The city of Wichita voted 7-0 in favor of annexing land for some controversial homes. They would be located in east Wichita, just south of Kellogg at 143rd and Harry.
The plan is to put in homes that cost $75,000 to $100,000. The homes are called microMansions.
The decision came after multiple people spoke out against the tiny homes. They even presented a petition with signatures. Those homes would be located next to mansions. Some upwards of $1 million.
“And I think anybody regardless if you have a $100,000 house or $1 million dollar house, you have the right to protect your property value, and that’s what we’re doing now, we’re voicing our concern,” said Jonathan Endicott, opposed to microMansion housing location.
City members held an executive session and unanimously decided to proceed with the annexation of land.
“So next is a lawsuit, and we’re going to target the city and the developers,” said Endicott who lives near the proposed development.
There are other homeowners who say it is time for a lawsuit.
“I’ll help them fight. We’ll help finance,” said homeowner Debra Evans. “I think that my home value just went down about 10 or 20 percent, and I will, not just me, but everyone will be petitioning the city to lower our taxes.”
Council member Pete Meitzner says they were told by city legal counsel that there was no legal reason to deny the annexation request.
“We’ve tried to look at every option. I’ve tried to look at, clearly, the legal side of the issue is, was, the compelling item,” said Meitzner. “It sounds like there might be some legal challenges to it which I would welcome because it might clear up some answers for everybody.”
Attorney Edward Robinson has been hired by some of the homeowners, and he is studying what comes next for a lawsuit. Robinson says the issue may be suing over home values. He also says the first lawsuit may revolve around the city zoning issues.
“Clearly, they didn’t care for what we had to say today,” said Robinson. “It’s clear.”
Robinson says the city annexation will allow for small lot sizes to go with the small homes. The lot size will be 5,000 square feet or less, but Robinson says land zoned in from unincorporated areas has to come into the city at a size of at least 20,000 square feet.
“We will have challenges here,” said Robinson. “Regardless what city legal had to say today.
Endicott says the current landowner and potential financial backer of the project, businessman David Murfin, may have gotten special consideration from some city leaders.
“It’s unfortunate the city is standing behind a developer that’s in their back pocket,” claimed Endicott. “I think they should not give this particular developer special concessions because of who he is or what he does or what influence he may have in this town.”
Meitzner said he is familiar with Murfin, but that did not influence the decision. He maintained the council had not legal reason to deny the request for annexation, and if they did, that could lead to legal challenges as well.

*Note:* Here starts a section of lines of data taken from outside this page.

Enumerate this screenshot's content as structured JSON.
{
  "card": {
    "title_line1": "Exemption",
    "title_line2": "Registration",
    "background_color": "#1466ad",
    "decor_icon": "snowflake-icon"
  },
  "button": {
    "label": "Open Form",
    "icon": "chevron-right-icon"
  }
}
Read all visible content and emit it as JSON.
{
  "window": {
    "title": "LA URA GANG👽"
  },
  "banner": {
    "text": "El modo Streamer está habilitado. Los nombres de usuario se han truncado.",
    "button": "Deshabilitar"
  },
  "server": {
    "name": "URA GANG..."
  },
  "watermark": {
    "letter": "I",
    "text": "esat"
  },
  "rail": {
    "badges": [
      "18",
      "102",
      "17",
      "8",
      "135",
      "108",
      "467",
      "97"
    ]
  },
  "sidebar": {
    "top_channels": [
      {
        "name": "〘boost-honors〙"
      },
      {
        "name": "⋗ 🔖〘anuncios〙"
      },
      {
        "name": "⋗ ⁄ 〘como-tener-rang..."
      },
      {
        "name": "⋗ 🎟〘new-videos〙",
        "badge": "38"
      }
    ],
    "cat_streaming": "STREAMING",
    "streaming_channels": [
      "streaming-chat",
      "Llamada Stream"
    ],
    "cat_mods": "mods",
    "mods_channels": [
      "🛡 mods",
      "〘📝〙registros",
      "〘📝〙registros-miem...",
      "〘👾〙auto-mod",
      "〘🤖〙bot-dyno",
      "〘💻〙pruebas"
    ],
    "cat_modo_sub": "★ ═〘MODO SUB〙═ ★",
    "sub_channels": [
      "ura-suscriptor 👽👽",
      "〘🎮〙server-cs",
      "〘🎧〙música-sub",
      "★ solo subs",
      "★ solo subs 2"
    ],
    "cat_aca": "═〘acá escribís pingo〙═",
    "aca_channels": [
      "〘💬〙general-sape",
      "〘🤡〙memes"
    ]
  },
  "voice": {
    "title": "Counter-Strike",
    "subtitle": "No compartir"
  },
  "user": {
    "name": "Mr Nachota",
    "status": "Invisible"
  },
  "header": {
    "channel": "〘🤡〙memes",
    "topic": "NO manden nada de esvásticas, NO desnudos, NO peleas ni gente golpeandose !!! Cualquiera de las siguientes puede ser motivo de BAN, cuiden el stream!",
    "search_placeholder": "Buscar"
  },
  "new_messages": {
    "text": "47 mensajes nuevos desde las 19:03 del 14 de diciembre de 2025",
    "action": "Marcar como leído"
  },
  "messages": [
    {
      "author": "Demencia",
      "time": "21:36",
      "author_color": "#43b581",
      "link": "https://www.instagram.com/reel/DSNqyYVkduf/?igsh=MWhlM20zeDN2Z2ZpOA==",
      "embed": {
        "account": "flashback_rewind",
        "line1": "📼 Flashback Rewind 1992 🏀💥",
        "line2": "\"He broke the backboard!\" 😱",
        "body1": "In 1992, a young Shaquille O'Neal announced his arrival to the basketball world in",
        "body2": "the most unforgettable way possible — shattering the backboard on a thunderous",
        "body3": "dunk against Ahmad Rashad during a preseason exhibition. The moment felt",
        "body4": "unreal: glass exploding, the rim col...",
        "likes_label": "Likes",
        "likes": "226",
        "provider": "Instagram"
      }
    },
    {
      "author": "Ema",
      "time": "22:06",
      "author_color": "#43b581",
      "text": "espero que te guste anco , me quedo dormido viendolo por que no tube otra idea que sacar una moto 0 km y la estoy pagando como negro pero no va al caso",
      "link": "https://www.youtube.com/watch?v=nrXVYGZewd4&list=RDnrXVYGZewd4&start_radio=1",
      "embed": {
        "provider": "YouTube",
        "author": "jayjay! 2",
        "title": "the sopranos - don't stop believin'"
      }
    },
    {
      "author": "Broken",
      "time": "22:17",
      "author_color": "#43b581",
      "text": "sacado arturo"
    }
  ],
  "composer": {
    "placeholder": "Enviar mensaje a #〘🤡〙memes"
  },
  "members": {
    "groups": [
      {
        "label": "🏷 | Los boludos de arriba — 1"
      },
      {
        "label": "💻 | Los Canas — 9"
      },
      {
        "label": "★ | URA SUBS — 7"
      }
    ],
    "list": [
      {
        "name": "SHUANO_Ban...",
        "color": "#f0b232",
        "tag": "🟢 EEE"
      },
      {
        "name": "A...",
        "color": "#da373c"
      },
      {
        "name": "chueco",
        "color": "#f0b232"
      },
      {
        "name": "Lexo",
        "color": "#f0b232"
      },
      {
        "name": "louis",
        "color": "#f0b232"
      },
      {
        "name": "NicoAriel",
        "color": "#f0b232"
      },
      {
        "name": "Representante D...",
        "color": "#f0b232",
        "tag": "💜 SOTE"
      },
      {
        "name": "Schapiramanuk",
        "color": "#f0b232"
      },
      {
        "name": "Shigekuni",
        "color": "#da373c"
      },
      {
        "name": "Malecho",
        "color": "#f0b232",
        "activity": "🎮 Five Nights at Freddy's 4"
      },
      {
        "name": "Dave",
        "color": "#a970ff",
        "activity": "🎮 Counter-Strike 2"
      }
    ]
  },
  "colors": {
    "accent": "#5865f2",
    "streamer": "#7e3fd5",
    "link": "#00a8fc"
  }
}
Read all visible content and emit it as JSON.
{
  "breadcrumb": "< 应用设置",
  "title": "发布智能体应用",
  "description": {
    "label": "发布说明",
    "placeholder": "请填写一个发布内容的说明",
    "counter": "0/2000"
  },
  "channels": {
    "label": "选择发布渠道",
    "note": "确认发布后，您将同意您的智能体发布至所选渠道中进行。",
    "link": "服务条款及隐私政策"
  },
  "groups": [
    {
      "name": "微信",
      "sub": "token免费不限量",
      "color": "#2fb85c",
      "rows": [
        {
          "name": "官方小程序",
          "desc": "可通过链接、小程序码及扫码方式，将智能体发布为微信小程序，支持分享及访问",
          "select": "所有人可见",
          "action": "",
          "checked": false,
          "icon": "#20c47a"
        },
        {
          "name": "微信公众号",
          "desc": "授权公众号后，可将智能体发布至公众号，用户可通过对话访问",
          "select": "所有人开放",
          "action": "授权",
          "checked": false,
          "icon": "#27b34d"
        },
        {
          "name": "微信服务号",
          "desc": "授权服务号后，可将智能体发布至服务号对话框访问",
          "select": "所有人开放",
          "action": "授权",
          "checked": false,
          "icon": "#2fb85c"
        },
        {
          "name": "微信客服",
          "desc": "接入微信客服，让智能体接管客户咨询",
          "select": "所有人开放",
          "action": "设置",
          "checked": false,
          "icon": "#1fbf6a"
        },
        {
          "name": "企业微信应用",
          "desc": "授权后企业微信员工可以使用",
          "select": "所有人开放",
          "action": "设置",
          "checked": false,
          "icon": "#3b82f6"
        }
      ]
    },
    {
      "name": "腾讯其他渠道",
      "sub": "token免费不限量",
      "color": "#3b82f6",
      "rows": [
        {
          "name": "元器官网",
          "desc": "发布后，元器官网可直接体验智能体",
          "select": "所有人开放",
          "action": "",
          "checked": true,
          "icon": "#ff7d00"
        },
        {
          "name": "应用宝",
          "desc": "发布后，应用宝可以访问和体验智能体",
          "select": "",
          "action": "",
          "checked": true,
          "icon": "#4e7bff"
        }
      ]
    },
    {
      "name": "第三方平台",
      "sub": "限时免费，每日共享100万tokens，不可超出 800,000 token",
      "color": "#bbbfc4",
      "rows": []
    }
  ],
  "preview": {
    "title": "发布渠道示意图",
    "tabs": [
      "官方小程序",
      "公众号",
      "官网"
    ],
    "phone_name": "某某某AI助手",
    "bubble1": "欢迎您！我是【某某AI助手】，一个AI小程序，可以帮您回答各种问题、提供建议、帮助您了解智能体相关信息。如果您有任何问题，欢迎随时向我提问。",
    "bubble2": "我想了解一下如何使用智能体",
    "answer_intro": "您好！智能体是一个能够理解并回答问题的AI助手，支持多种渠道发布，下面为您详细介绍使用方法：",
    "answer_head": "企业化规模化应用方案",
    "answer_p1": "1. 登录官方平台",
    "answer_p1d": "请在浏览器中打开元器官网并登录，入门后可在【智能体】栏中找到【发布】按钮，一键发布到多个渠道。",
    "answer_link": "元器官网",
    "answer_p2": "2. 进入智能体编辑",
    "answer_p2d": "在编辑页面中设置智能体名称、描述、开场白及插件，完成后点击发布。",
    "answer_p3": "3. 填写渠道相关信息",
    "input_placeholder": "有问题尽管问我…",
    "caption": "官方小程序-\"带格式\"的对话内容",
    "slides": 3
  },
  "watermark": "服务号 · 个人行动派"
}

microMansions late Tuesday sent KSN a news release in response to the events at the city council Tuesday morning.
microMansions, LLC, obtained unanimous approval at the Wichita City Council meeting today of the plat for its first development project-“Home Base.” Home Base will be the first development of upscale, energy-efficient, smaller homes in the Wichita area. Co-founder Abby Nelson says, “microMansions is the “Apple” of tiny home developments; sleek, simplistic and upscale homes.” Nelson has spent over two years refining the design of these “micro” homes and is eager to offer them to homeowners who want to live simply and create new experiences. These homes offer minimalistic lifestyle living in a stylish, energy efficient, and affordable house. To develop the Home Base project, microMansions is purchasing 15 acres of land from Murfin Acres, LLP which is located near 143rd and Harry Street. Nelson, and co-founder, Brady Sherman, selected this location based on their anticipated homebuyers. Home Base will appeal to buyers that have interest in urban living as well as those wanting the peacefulness of a countryside development. The new development will attract those wanting a quiet oasis away from the hustle and bustle, but still in short distance from urban grocery stores, gas stations, restaurants and main highways. Nelson says that microMansions will have the same high-end finishes found in larger homes, such as quartz countertops, wood flooring and custom cabinetry. The development will be similar to other subdivisions with streets, yards, sidewalks, a water feature, a nice entrance, trees and an HOA with covenants and restrictions. The HOA fees will include lawn maintenance and trash service with recycling. In spite of some opposition from surrounding neighborhoods, Nelson and Sherman recognize the concerns, and plan to move forward with this residential development. It will be a valuable asset and improvement as this area of the City/County continues to be developed. More than 550 potential homebuyers have signed up through the company website, http://micromansionsdesign.com/. In addition, developers nationwide have been contacting microMansions about their franchise model. Nelson and Sherman anticipate the first model home to be completed this fall. The value this development will add to the community and surrounding area is anything but tiny.